Jump to ContentJump to Main Navigation
Haoles in Hawaii$
Users without a subscription are not able to see the full content.

Judy Rohrer

Print publication date: 2010

Print ISBN-13: 9780824834050

Published to Hawaii Scholarship Online: November 2016

DOI: 10.21313/hawaii/9780824834050.001.0001

Show Summary Details
Page of

PRINTED FROM HAWAII SCHOLARSHIP ONLINE (www.hawaii.universitypressscholarship.com). (c) Copyright Hawaii University Press, 2018. All Rights Reserved. Under the terms of the licence agreement, an individual user may print out a PDF of a single chapter of a monograph in HSO for personal use (for details see www.universitypressscholarship.com/page/privacy-policy).date: 14 November 2018

“Haole Go Home”

“Haole Go Home”

Isn’t Hawai‘i Part of the U.S.?

(p.11) Chapter 1 “Haole Go Home”
Haoles in Hawaii

Judy Rohrer

University of Hawai'i Press

This chapter contextualizes haole historically and politically as a colonial, and now neocolonial, form of American whiteness. It argues that it is impossible to understand haole without understanding something about Hawaii's history of colonization. The goal is not to give a full accounting of the colonization of Hawaii, but rather to give an overview of the colonial processes that brought haoles into nearly complete power during the century after the arrival of Captain Cook. These include the imposition of Western science, religion, law and politics, capitalism, and language and communication. By mining some new Hawaii scholarship, the chapter seeks to uproot some of the most pernicious misrepresentations of the colonization of the islands. It contests the ideas that Hawaii's history began with Cook's landing, that colonization was easy and nonviolent, and, perhaps most importantly, that Kanaka Maoli did not resist. In this way it challenges notions of the haole as discoverer, savior, and civilizing force in the islands.
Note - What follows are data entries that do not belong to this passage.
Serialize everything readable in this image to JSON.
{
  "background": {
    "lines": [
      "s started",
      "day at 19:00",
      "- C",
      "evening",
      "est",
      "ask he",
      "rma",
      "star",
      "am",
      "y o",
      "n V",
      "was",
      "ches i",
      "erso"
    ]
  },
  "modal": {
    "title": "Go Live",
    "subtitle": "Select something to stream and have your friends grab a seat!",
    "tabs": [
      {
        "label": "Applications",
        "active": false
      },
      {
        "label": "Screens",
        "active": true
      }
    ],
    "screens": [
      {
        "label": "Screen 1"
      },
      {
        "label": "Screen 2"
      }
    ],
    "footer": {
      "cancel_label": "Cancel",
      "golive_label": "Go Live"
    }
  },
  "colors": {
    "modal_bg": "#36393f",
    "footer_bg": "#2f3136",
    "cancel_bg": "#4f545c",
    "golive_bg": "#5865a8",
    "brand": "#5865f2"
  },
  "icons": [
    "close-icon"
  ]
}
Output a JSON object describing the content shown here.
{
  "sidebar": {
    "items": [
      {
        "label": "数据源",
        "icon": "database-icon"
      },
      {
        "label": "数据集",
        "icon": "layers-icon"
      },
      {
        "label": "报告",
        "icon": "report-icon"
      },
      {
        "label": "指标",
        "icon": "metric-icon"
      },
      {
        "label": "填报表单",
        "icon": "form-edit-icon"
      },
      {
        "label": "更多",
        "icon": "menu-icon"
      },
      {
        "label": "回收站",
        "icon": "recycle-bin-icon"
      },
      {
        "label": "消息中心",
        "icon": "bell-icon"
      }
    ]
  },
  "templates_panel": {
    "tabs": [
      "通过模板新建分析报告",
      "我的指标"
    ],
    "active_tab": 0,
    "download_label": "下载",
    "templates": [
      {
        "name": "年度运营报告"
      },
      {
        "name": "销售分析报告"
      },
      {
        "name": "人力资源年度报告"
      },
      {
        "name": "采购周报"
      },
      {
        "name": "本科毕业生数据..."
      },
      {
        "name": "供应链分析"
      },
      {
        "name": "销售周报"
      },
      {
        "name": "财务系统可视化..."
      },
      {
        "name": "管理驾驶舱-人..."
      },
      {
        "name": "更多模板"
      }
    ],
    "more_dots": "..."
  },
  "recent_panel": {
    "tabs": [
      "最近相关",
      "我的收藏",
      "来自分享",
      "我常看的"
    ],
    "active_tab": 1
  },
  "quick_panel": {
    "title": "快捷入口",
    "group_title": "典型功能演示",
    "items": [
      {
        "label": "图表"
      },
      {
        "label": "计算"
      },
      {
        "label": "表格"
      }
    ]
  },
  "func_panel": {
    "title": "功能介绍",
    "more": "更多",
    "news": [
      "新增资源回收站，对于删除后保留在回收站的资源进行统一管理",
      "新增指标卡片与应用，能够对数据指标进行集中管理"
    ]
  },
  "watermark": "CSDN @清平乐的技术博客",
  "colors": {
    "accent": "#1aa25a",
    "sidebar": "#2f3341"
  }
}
Keywords:   Hawaiian history, Hawaii, haole, American whiteness, colonization, colonial process, Captain Cook

Hawaii Scholarship Online requires a subscription or purchase to access the full text of books within the service. Public users can however freely search the site and view the abstracts and keywords for each book and chapter.

Please, subscribe or login to access full text content.

If you think you should have access to this title, please contact your librarian.

To troubleshoot, please check our FAQs, and if you can't find the answer there, please contact us.